    Science.gov (United States)

    Aragón, Fermin F. H.; Aquino, Juan C. R.; Ramos, Jesus E.; Coaquira, José A. H.; Gonzalez, Ismael; Macedo, Waldemar A. A.; da Silva, Sebastião W.; Morais, Paulo C.

    2017-11-01

    In this work, we report on a single-pot synthesis route based on a polymeric precursor method used for successfully producing undoped and iron-doped CeO2 nanoparticles with iron contents up to 10.0 mol. %. The formation of high-crystalline nanoparticles with a cubic fluorite structure is determined for all the studied samples. Meanwhile, the magnetic measurements of the undoped ceria nanoparticles revealed the occurrence of ferromagnetism of bound magnetic polarons of a fraction of Ce3+ at room temperature, and only a paramagnetic behavior of Fe3+ ions was determined for Fe-doped ceria nanoparticles. A monotonous reduction of the effective magnetic moment of the Fe3+ ions was determined. It suggests a change from a high-spin to low-spin state of Fe ions as the Fe content is increased. The 3+ valence state of the iron ions has been confirmed by the Fe K-edge X-ray absorption near-edge structure (XANES) and Mössbauer spectroscopy measurements. X-ray photoelectron spectroscopy data analysis evidenced a coexistence of Ce3+ and Ce4+ ions and a decreasing tendency of the relative fraction of Ce3+ ions in the surface region of the particles as the iron content is increased. Although the coexistence of Ce3+ and Ce4+ is confirmed by results obtained via Ce L3-edge XANES measurements, any clear dependence of the relative relation of Ce3+ ions on the iron content is determined, suggesting a homogeneous distribution of Ce3+ and Ce4+-ions in the whole volume of the particles. Ce L3-edge extended X-ray absorption fine structure revealed that the Ce-O bond distance shows a monotonous decrease as the Fe content is increased, which is in good agreement with the shrinking of the unit cell volume with the iron content determined from XRD data analysis, reinforcing the substitutional solution of Ce and Fe ions in the CeO2 matrix.

  19. Vibration analysis of cryocoolers

    Science.gov (United States)

    Tomaru, Takayuki; Suzuki, Toshikazu; Haruyama, Tomiyoshi; Shintomi, Takakazu; Yamamoto, Akira; Koyama, Tomohiro; Li, Rui

    2004-05-01

    The vibrations of Gifford-McMahon (GM) and pulse-tube (PT) cryocoolers were measured and analyzed. The vibrations of the cold-stage and cold-head were measured separately to investigate their vibration mechanisms.

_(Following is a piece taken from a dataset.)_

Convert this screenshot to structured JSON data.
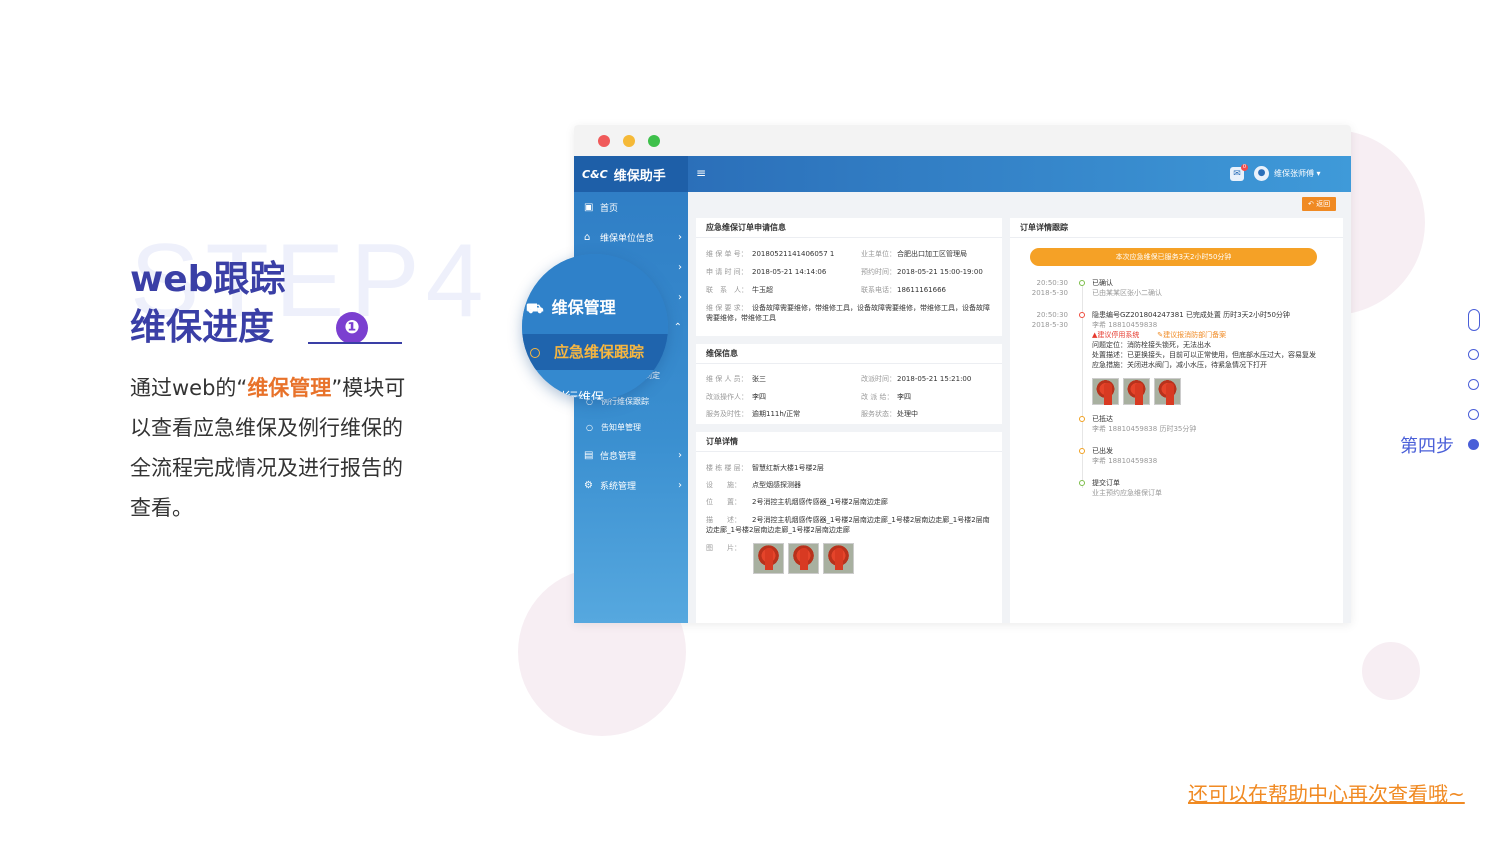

The measurements were performed while maintaining the thermal conditions of the cryocoolers at a steady state. We found that the vibration of the cold-head for the 4 K PT cryocooler was